He doesn't suggest, nor expect, perfection now- He only asks that we look to Him for help to realize our perfect potential, and let Him help us get there.

Our struggles and imperfections are not a surprise nor a disappointment to God or the Savior. They knew we would have difficulties and doubts, sadness and frustration, weaknesses and shortcomings. They also  knew at times we would be weighed down by unhealthy expectations and guilt. These things just get in the way of our progression. They want us to turn to them- to hand our weaknesses and sorrows over to them.

In Matthew 11:28 the Savior says, "Come unto me all ye that labor and are heavy laden, and I will give you rest." Then in John 14:1 he says, "Let your heart not be troubled, ye believe in God, believe also in me."

They want us to be happy now in the knowledge that we will be perfect later. They want to help us now, so we can reach our perfection later. 

That's the beauty of our progression: we don't - can't - do it alone. 

God will be there, if we let Him, to mold us, to guide us, to strengthen us and to cheer us on. He is our creator, and we are His creations in progress.
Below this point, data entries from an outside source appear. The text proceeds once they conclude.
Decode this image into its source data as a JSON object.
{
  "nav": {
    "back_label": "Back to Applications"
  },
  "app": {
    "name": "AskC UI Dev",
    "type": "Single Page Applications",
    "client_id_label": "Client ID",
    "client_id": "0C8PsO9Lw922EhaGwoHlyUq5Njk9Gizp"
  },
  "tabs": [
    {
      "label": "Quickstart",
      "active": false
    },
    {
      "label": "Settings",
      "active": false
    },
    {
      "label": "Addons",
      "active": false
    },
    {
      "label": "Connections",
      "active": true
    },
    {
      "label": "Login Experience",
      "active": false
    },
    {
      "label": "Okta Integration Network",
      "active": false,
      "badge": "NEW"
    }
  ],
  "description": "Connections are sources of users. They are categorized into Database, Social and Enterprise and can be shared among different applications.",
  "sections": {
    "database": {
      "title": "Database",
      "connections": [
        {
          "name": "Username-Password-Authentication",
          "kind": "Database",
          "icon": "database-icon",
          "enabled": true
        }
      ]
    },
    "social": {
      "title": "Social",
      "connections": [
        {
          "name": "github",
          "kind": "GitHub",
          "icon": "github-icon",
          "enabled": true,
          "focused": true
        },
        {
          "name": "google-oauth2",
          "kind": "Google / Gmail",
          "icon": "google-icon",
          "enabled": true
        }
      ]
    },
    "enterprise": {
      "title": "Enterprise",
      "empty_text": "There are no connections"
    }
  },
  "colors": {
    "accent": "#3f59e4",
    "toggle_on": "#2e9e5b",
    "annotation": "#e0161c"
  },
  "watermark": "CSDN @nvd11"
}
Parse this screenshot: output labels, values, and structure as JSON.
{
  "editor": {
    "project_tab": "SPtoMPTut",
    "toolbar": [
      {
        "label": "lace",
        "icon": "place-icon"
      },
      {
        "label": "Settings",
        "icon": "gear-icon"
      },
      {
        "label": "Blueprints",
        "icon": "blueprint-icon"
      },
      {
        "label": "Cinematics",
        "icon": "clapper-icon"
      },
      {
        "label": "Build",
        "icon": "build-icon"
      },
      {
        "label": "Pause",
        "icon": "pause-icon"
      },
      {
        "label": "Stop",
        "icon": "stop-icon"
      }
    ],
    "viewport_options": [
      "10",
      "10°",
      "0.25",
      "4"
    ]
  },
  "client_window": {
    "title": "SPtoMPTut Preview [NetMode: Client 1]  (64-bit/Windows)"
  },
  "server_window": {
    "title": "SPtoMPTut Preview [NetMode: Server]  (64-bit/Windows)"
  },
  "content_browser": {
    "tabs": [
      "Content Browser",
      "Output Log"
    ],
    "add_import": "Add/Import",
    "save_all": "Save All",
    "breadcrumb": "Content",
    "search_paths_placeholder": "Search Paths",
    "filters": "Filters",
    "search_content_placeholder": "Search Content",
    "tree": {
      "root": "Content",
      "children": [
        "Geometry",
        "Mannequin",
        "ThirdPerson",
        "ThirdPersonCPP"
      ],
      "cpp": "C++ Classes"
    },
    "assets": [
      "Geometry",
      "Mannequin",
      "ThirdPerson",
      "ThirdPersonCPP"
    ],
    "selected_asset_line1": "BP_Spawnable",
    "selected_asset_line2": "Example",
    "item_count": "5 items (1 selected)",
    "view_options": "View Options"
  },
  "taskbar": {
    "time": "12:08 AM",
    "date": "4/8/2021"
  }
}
He is actively working with us and through us to help us reach out greatest potential. He celebrates our steps- even the smallest of them - every day. 

He applauds the way we love, serve, repent and forgive. He has given us our innate longing to do better, to be better- not so we will feel sadness in our perfections, but so that we will seek Him out in them. And together, someday, we will be made perfect.

Until then, I know for me, I will find joy in each step I take, knowing that perfection isn't expected of me, but waiting for me someday. 

I'm perfection in progress, and proud of it.